Definition of carpal tunnel syndrome:
The carpal tunnel syndrome is a compression of the median nerve at the wrist by the flexor retinaculum, also called anterior annular ligament. It manifests itself by tingling in the hand. Compression of the median nerve at the carpal tunnel is a frequent hand pathology that can occur at any age, however carpal tunnel syndrom is more frequent in women between 40 and 55 years old. Hand surgery is necessary in forms that are severe or resist medical treatment; the operation is often performed by a specialized surgeon.
Video of carpal tunnel syndrome treatment:
Diagnosis of median nerve compression in the carpal tunnel:
An accurate diagnosis is essential to determine the most suitable treatment: nocturnal bracing, injections or surgery. Several functional signs can occur, simultaneously or separately: tingling (paresthesias) of the hand’s first four fingers, pain in the hand’s heel, loss in strength and fatigability of hand and thumb. In the presence of carpal tunnel syndrome, the clinical examination must focus on measuring the epicritic sensibility (Weber test) of the hand and the fingers and the hand's global grip strength (Jamar®), which will make it possible to evaluate the severity of the carpal tunnel pathology.
The clinical examination will also look for pathologies associated with the carpal tunnel: trigger finger, rhizarthrosis.
Carpal tunnel syndrome has several degrees of severity:
- Stage 1 (early) carpal tunnel syndrome: tingling (paresthesias) is felt in the middle or at the end of the night, grip strength is not diminished. At this stage, a simple injection or even a nocturnal splint will suffice to reduce the discomfort caused by the carpal tunnel syndrome, and hand surgery is not necessary yet.
- Stage 2 (intermediate) carpal tunnel syndrome: discomfort occurs during the day. The activities that require strength will be affected first, then, gradually, daily tasks. At this stage, medical treatment can be discussed but only surgery (outpatient hand surgery) can ease the carpal tunnel syndrome permanently.
- Stage 3 carpal tunnel syndrome: hand sensibility is reduced and atrophy occurs on certain muscles of the thumb. All activities are disrupted, the loss in sensibility and strentgh is considerable. At this stage, only surgery can be considered, carpal tunnel surgery is required.

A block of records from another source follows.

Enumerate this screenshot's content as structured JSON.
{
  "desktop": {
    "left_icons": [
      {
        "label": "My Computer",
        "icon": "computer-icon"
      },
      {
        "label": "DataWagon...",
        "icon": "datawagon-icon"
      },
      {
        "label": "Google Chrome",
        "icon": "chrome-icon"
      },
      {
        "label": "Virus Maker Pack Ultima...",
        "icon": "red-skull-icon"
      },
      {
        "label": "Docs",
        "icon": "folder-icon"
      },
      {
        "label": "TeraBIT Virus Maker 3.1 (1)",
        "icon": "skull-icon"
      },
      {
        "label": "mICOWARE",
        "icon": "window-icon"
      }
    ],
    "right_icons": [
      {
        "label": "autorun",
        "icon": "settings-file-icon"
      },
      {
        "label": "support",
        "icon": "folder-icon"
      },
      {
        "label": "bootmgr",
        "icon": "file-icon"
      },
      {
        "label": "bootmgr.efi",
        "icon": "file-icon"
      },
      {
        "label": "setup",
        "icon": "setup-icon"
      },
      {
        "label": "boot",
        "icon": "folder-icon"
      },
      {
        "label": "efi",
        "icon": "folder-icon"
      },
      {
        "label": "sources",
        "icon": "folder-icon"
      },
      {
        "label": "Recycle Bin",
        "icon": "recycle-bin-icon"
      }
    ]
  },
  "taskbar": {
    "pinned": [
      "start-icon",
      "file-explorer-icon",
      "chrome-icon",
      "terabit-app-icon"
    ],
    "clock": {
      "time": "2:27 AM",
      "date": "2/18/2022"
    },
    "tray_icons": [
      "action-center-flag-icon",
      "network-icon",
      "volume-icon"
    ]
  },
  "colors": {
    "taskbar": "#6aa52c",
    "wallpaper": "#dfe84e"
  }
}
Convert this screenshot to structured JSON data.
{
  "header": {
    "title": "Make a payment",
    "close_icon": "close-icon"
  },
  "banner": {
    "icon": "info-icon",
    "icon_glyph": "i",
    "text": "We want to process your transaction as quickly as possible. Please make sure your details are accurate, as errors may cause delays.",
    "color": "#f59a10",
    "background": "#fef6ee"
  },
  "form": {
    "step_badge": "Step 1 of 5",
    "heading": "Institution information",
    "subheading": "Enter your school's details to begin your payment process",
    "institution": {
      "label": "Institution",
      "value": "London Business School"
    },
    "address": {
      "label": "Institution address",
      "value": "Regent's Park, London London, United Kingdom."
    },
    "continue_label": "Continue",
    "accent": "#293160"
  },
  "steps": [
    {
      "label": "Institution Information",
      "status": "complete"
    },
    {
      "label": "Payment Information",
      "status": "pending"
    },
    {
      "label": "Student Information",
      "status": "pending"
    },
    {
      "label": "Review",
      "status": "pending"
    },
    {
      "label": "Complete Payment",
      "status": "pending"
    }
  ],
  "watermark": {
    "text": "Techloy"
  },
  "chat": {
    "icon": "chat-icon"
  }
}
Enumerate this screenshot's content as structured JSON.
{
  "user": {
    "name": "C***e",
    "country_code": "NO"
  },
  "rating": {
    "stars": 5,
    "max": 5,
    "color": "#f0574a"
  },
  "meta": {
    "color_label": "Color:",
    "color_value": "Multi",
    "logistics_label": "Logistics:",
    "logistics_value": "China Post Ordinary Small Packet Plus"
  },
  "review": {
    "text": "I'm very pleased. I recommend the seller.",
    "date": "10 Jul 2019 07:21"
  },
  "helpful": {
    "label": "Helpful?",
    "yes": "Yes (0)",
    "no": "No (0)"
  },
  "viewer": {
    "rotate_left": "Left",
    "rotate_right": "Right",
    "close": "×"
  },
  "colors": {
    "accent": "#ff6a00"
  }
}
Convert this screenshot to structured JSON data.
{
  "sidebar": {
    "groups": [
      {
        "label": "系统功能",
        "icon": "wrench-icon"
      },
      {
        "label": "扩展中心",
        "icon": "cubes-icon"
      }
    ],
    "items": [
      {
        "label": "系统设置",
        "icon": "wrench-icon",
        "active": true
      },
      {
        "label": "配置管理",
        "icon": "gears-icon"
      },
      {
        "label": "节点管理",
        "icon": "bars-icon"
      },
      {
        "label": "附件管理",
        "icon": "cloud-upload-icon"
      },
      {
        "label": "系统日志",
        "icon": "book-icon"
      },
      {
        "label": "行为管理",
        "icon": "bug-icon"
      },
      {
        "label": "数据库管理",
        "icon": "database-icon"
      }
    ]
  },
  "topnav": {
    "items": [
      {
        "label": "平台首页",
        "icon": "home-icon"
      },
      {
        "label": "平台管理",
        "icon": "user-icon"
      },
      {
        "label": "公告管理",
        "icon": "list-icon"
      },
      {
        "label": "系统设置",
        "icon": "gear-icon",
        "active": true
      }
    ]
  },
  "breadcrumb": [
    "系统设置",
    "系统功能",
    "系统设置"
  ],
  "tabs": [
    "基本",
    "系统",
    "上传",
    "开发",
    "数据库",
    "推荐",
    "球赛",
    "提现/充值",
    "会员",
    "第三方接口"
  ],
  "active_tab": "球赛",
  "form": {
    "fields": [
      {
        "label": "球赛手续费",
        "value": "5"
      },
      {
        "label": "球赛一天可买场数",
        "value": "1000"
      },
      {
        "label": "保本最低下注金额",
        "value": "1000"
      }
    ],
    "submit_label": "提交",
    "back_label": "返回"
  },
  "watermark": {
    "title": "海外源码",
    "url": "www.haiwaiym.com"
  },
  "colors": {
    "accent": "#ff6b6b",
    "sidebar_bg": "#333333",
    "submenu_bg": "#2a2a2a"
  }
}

Endoscopic surgery of the carpal tunnel:
Carpal tunnel syndrome can be treated by endoscopic release in all cases, except when the patient has already undergone open carpal tunnel surgery. Endoscopic surgery of the carpal tunnel syndrome is specialized hand surgery; it is a reliable surgical technique that allows a short recovery.
You can read the guidelines of the American Association of Orthopaedic Surgeons here
Endoscopic release surgery of the median nerve at the carpal tunnel is hand specialist surgery, it is an outpatient procedure that usually is carried out with the hand under anaesthesia.
A 5 mm incision is performed above the hand, at the wrist’s flexion crease, careful dissection proceeds down to the volar carpal ligament, which is incised. The underside of the transverse carpal ligament is then released using a spatula.
The endoscope is then inserted in the carpal tunnel, the whole retinaculum is sectioned up to the fat pad of Kaplan and Milford, palmar aponeurosis is left intact.
At the end of the procedure, the endoscope can be used to verify that the median nerve has been completely released.
The hand’s wound is closed using Steri-strip, this hand surgery requires no stitches.
Recovery after endoscopic carpal tunnel surgery:
Light daily activities and self-care can resume one week after surgery for endoscopic surgical release of the median nerve at the carpal tunnel.
Recovery for this procedure usually involves the following: paresthesias (tingling) in the hand disappear very quickly. However the hand's heel may be sore in daily activities for a month, and for up to 3 months after surgery in forceful movements of the hand. This period corresponds to the time required for the flexor retinaculum to heal. When axonal degeneration or sensory or motor deficit exists before surgery, the carpal tunnel's axones may need to grow back up to the fingertips for paresthesias (tingling in the hand) to disappear completely, which can take several months. Driving often resumes at the end of the 3rd week after surgery. The hand recovers its full strength between 3 and 5 months after surgery.
This endoscopic carpal tunnel surgery can be associated with rhizarthrosis surgery in some cases.